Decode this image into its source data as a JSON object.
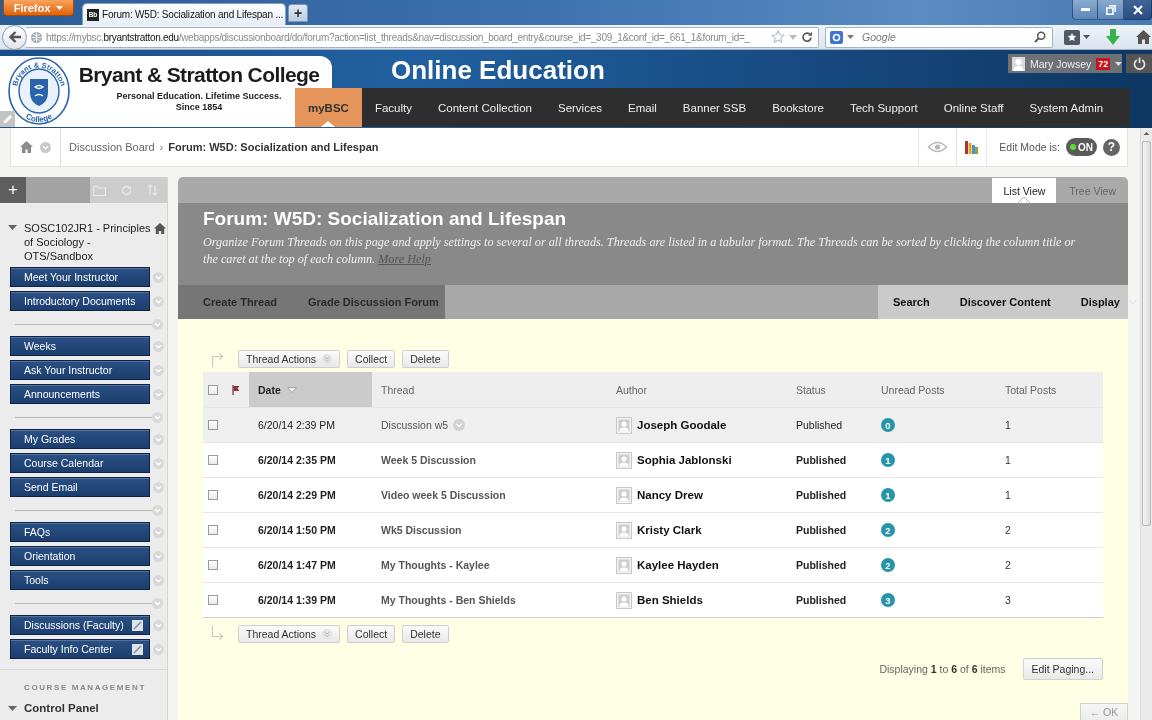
{
  "browser": {
    "menu_button": "Firefox",
    "tab": {
      "favicon": "Bb",
      "title": "Forum: W5D: Socialization and Lifespan ..."
    },
    "new_tab": "+",
    "address": {
      "scheme": "https://mybsc.",
      "domain": "bryantstratton.edu",
      "path": "/webapps/discussionboard/do/forum?action=list_threads&nav=discussion_board_entry&course_id=_309_1&conf_id=_661_1&forum_id=_"
    },
    "search": {
      "placeholder": "Google"
    }
  },
  "header": {
    "seal_top": "Bryant & Stratton",
    "seal_bottom": "College",
    "college": "Bryant & Stratton College",
    "tagline": "Personal Education. Lifetime Success.",
    "since": "Since 1854",
    "title": "Online Education",
    "user": {
      "name": "Mary Jowsey",
      "notifications": "72"
    },
    "menu": [
      {
        "label": "myBSC",
        "selected": true
      },
      {
        "label": "Faculty",
        "selected": false
      },
      {
        "label": "Content Collection",
        "selected": false
      },
      {
        "label": "Services",
        "selected": false
      },
      {
        "label": "Email",
        "selected": false
      },
      {
        "label": "Banner SSB",
        "selected": false
      },
      {
        "label": "Bookstore",
        "selected": false
      },
      {
        "label": "Tech Support",
        "selected": false
      },
      {
        "label": "Online Staff",
        "selected": false
      },
      {
        "label": "System Admin",
        "selected": false
      }
    ]
  },
  "breadcrumb": {
    "items": [
      {
        "label": "Discussion Board",
        "current": false
      },
      {
        "label": "Forum: W5D: Socialization and Lifespan",
        "current": true
      }
    ],
    "separator": "›",
    "edit_mode": {
      "label": "Edit Mode is:",
      "on": true,
      "state": "ON"
    },
    "help": "?"
  },
  "sidebar": {
    "add_button": "+",
    "course": {
      "title": "SOSC102JR1 - Principles of Sociology - OTS/Sandbox",
      "expanded": true
    },
    "groups": [
      {
        "items": [
          {
            "label": "Meet Your Instructor",
            "kind": "link"
          },
          {
            "label": "Introductory Documents",
            "kind": "link"
          }
        ]
      },
      {
        "items": [
          {
            "label": "Weeks",
            "kind": "link"
          },
          {
            "label": "Ask Your Instructor",
            "kind": "link"
          },
          {
            "label": "Announcements",
            "kind": "link"
          }
        ]
      },
      {
        "items": [
          {
            "label": "My Grades",
            "kind": "link"
          },
          {
            "label": "Course Calendar",
            "kind": "link"
          },
          {
            "label": "Send Email",
            "kind": "link"
          }
        ]
      },
      {
        "items": [
          {
            "label": "FAQs",
            "kind": "link"
          },
          {
            "label": "Orientation",
            "kind": "link"
          },
          {
            "label": "Tools",
            "kind": "link"
          }
        ]
      },
      {
        "items": [
          {
            "label": "Discussions (Faculty)",
            "kind": "tool_link"
          },
          {
            "label": "Faculty Info Center",
            "kind": "tool_link"
          }
        ]
      }
    ],
    "management": {
      "heading": "COURSE MANAGEMENT",
      "panel": "Control Panel",
      "expanded": true
    }
  },
  "forum": {
    "views": [
      {
        "label": "List View",
        "selected": true
      },
      {
        "label": "Tree View",
        "selected": false
      }
    ],
    "title": "Forum: W5D: Socialization and Lifespan",
    "description": "Organize Forum Threads on this page and apply settings to several or all threads. Threads are listed in a tabular format. The Threads can be sorted by clicking the column title or the caret at the top of each column.",
    "help_link": "More Help",
    "actions": [
      "Create Thread",
      "Grade Discussion Forum"
    ],
    "tools": [
      {
        "label": "Search",
        "kind": "link"
      },
      {
        "label": "Discover Content",
        "kind": "link"
      },
      {
        "label": "Display",
        "kind": "menu"
      }
    ]
  },
  "table": {
    "top_buttons": [
      {
        "label": "Thread Actions",
        "kind": "menu"
      },
      {
        "label": "Collect",
        "kind": "plain"
      },
      {
        "label": "Delete",
        "kind": "plain"
      }
    ],
    "select_all": {
      "checked": false
    },
    "columns": [
      {
        "label": "Date",
        "sorted": true
      },
      {
        "label": "Thread",
        "sorted": false
      },
      {
        "label": "Author",
        "sorted": false
      },
      {
        "label": "Status",
        "sorted": false
      },
      {
        "label": "Unread Posts",
        "sorted": false
      },
      {
        "label": "Total Posts",
        "sorted": false
      }
    ],
    "rows": [
      {
        "date": "6/20/14 2:39 PM",
        "thread": "Discussion w5",
        "author": "Joseph Goodale",
        "status": "Published",
        "unread": "0",
        "total": "1",
        "read": true,
        "hovered": true,
        "checked": false
      },
      {
        "date": "6/20/14 2:35 PM",
        "thread": "Week 5 Discussion",
        "author": "Sophia Jablonski",
        "status": "Published",
        "unread": "1",
        "total": "1",
        "read": false,
        "hovered": false,
        "checked": false
      },
      {
        "date": "6/20/14 2:29 PM",
        "thread": "Video week 5 Discussion",
        "author": "Nancy Drew",
        "status": "Published",
        "unread": "1",
        "total": "1",
        "read": false,
        "hovered": false,
        "checked": false
      },
      {
        "date": "6/20/14 1:50 PM",
        "thread": "Wk5 Discussion",
        "author": "Kristy Clark",
        "status": "Published",
        "unread": "2",
        "total": "2",
        "read": false,
        "hovered": false,
        "checked": false
      },
      {
        "date": "6/20/14 1:47 PM",
        "thread": "My Thoughts - Kaylee",
        "author": "Kaylee Hayden",
        "status": "Published",
        "unread": "2",
        "total": "2",
        "read": false,
        "hovered": false,
        "checked": false
      },
      {
        "date": "6/20/14 1:39 PM",
        "thread": "My Thoughts - Ben Shields",
        "author": "Ben Shields",
        "status": "Published",
        "unread": "3",
        "total": "3",
        "read": false,
        "hovered": false,
        "checked": false
      }
    ],
    "bottom_buttons": [
      {
        "label": "Thread Actions",
        "kind": "menu"
      },
      {
        "label": "Collect",
        "kind": "plain"
      },
      {
        "label": "Delete",
        "kind": "plain"
      }
    ],
    "paging": "Displaying **1** to **6** of **6** items",
    "edit_paging": "Edit Paging...",
    "ok_button": "← OK"
  }
}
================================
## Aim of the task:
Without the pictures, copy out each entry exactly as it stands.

## Expected output:
Decode this image into its source data as a JSON object.
{
  "browser": {
    "menu_button": "Firefox",
    "tab": {
      "favicon": "Bb",
      "title": "Forum: W5D: Socialization and Lifespan ..."
    },
    "new_tab": "+",
    "address": {
      "scheme": "https://mybsc.",
      "domain": "bryantstratton.edu",
      "path": "/webapps/discussionboard/do/forum?action=list_threads&nav=discussion_board_entry&course_id=_309_1&conf_id=_661_1&forum_id=_"
    },
    "search": {
      "placeholder": "Google"
    }
  },
  "header": {
    "seal_top": "Bryant & Stratton",
    "seal_bottom": "College",
    "college": "Bryant & Stratton College",
    "tagline": "Personal Education. Lifetime Success.",
    "since": "Since 1854",
    "title": "Online Education",
    "user": {
      "name": "Mary Jowsey",
      "notifications": "72"
    },
    "menu": [
      {
        "label": "myBSC",
        "selected": true
      },
      {
        "label": "Faculty",
        "selected": false
      },
      {
        "label": "Content Collection",
        "selected": false
      },
      {
        "label": "Services",
        "selected": false
      },
      {
        "label": "Email",
        "selected": false
      },
      {
        "label": "Banner SSB",
        "selected": false
      },
      {
        "label": "Bookstore",
        "selected": false
      },
      {
        "label": "Tech Support",
        "selected": false
      },
      {
        "label": "Online Staff",
        "selected": false
      },
      {
        "label": "System Admin",
        "selected": false
      }
    ]
  },
  "breadcrumb": {
    "items": [
      {
        "label": "Discussion Board",
        "current": false
      },
      {
        "label": "Forum: W5D: Socialization and Lifespan",
        "current": true
      }
    ],
    "separator": "›",
    "edit_mode": {
      "label": "Edit Mode is:",
      "on": true,
      "state": "ON"
    },
    "help": "?"
  },
  "sidebar": {
    "add_button": "+",
    "course": {
      "title": "SOSC102JR1 - Principles of Sociology - OTS/Sandbox",
      "expanded": true
    },
    "groups": [
      {
        "items": [
          {
            "label": "Meet Your Instructor",
            "kind": "link"
          },
          {
            "label": "Introductory Documents",
            "kind": "link"
          }
        ]
      },
      {
        "items": [
          {
            "label": "Weeks",
            "kind": "link"
          },
          {
            "label": "Ask Your Instructor",
            "kind": "link"
          },
          {
            "label": "Announcements",
            "kind": "link"
          }
        ]
      },
      {
        "items": [
          {
            "label": "My Grades",
            "kind": "link"
          },
          {
            "label": "Course Calendar",
            "kind": "link"
          },
          {
            "label": "Send Email",
            "kind": "link"
          }
        ]
      },
      {
        "items": [
          {
            "label": "FAQs",
            "kind": "link"
          },
          {
            "label": "Orientation",
            "kind": "link"
          },
          {
            "label": "Tools",
            "kind": "link"
          }
        ]
      },
      {
        "items": [
          {
            "label": "Discussions (Faculty)",
            "kind": "tool_link"
          },
          {
            "label": "Faculty Info Center",
            "kind": "tool_link"
          }
        ]
      }
    ],
    "management": {
      "heading": "COURSE MANAGEMENT",
      "panel": "Control Panel",
      "expanded": true
    }
  },
  "forum": {
    "views": [
      {
        "label": "List View",
        "selected": true
      },
      {
        "label": "Tree View",
        "selected": false
      }
    ],
    "title": "Forum: W5D: Socialization and Lifespan",
    "description": "Organize Forum Threads on this page and apply settings to several or all threads. Threads are listed in a tabular format. The Threads can be sorted by clicking the column title or the caret at the top of each column.",
    "help_link": "More Help",
    "actions": [
      "Create Thread",
      "Grade Discussion Forum"
    ],
    "tools": [
      {
        "label": "Search",
        "kind": "link"
      },
      {
        "label": "Discover Content",
        "kind": "link"
      },
      {
        "label": "Display",
        "kind": "menu"
      }
    ]
  },
  "table": {
    "top_buttons": [
      {
        "label": "Thread Actions",
        "kind": "menu"
      },
      {
        "label": "Collect",
        "kind": "plain"
      },
      {
        "label": "Delete",
        "kind": "plain"
      }
    ],
    "select_all": {
      "checked": false
    },
    "columns": [
      {
        "label": "Date",
        "sorted": true
      },
      {
        "label": "Thread",
        "sorted": false
      },
      {
        "label": "Author",
        "sorted": false
      },
      {
        "label": "Status",
        "sorted": false
      },
      {
        "label": "Unread Posts",
        "sorted": false
      },
      {
        "label": "Total Posts",
        "sorted": false
      }
    ],
    "rows": [
      {
        "date": "6/20/14 2:39 PM",
        "thread": "Discussion w5",
        "author": "Joseph Goodale",
        "status": "Published",
        "unread": "0",
        "total": "1",
        "read": true,
        "hovered": true,
        "checked": false
      },
      {
        "date": "6/20/14 2:35 PM",
        "thread": "Week 5 Discussion",
        "author": "Sophia Jablonski",
        "status": "Published",
        "unread": "1",
        "total": "1",
        "read": false,
        "hovered": false,
        "checked": false
      },
      {
        "date": "6/20/14 2:29 PM",
        "thread": "Video week 5 Discussion",
        "author": "Nancy Drew",
        "status": "Published",
        "unread": "1",
        "total": "1",
        "read": false,
        "hovered": false,
        "checked": false
      },
      {
        "date": "6/20/14 1:50 PM",
        "thread": "Wk5 Discussion",
        "author": "Kristy Clark",
        "status": "Published",
        "unread": "2",
        "total": "2",
        "read": false,
        "hovered": false,
        "checked": false
      },
      {
        "date": "6/20/14 1:47 PM",
        "thread": "My Thoughts - Kaylee",
        "author": "Kaylee Hayden",
        "status": "Published",
        "unread": "2",
        "total": "2",
        "read": false,
        "hovered": false,
        "checked": false
      },
      {
        "date": "6/20/14 1:39 PM",
        "thread": "My Thoughts - Ben Shields",
        "author": "Ben Shields",
        "status": "Published",
        "unread": "3",
        "total": "3",
        "read": false,
        "hovered": false,
        "checked": false
      }
    ],
    "bottom_buttons": [
      {
        "label": "Thread Actions",
        "kind": "menu"
      },
      {
        "label": "Collect",
        "kind": "plain"
      },
      {
        "label": "Delete",
        "kind": "plain"
      }
    ],
    "paging": "Displaying **1** to **6** of **6** items",
    "edit_paging": "Edit Paging...",
    "ok_button": "← OK"
  }
}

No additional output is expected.